Extracted data entries
****************
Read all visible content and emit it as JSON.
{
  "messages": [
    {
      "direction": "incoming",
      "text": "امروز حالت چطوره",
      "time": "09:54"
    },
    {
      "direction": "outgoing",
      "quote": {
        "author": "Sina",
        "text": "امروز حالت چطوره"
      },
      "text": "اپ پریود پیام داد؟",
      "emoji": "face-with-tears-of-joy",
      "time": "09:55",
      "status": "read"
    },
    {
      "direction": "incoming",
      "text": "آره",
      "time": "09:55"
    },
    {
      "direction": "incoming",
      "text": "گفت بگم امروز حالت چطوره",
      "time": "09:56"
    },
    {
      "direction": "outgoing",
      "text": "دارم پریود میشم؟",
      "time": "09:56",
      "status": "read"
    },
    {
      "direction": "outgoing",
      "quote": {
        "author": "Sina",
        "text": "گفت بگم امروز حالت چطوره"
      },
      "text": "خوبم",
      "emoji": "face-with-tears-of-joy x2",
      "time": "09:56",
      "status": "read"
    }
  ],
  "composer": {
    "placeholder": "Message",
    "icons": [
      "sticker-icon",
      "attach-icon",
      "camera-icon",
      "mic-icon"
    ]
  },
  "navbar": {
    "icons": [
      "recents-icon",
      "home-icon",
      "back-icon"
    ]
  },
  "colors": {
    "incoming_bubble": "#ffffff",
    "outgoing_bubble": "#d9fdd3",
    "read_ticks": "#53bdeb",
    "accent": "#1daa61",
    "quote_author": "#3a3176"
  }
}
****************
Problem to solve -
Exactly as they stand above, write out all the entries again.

Exercise solution -
Read all visible content and emit it as JSON.
{
  "messages": [
    {
      "direction": "incoming",
      "text": "امروز حالت چطوره",
      "time": "09:54"
    },
    {
      "direction": "outgoing",
      "quote": {
        "author": "Sina",
        "text": "امروز حالت چطوره"
      },
      "text": "اپ پریود پیام داد؟",
      "emoji": "face-with-tears-of-joy",
      "time": "09:55",
      "status": "read"
    },
    {
      "direction": "incoming",
      "text": "آره",
      "time": "09:55"
    },
    {
      "direction": "incoming",
      "text": "گفت بگم امروز حالت چطوره",
      "time": "09:56"
    },
    {
      "direction": "outgoing",
      "text": "دارم پریود میشم؟",
      "time": "09:56",
      "status": "read"
    },
    {
      "direction": "outgoing",
      "quote": {
        "author": "Sina",
        "text": "گفت بگم امروز حالت چطوره"
      },
      "text": "خوبم",
      "emoji": "face-with-tears-of-joy x2",
      "time": "09:56",
      "status": "read"
    }
  ],
  "composer": {
    "placeholder": "Message",
    "icons": [
      "sticker-icon",
      "attach-icon",
      "camera-icon",
      "mic-icon"
    ]
  },
  "navbar": {
    "icons": [
      "recents-icon",
      "home-icon",
      "back-icon"
    ]
  },
  "colors": {
    "incoming_bubble": "#ffffff",
    "outgoing_bubble": "#d9fdd3",
    "read_ticks": "#53bdeb",
    "accent": "#1daa61",
    "quote_author": "#3a3176"
  }
}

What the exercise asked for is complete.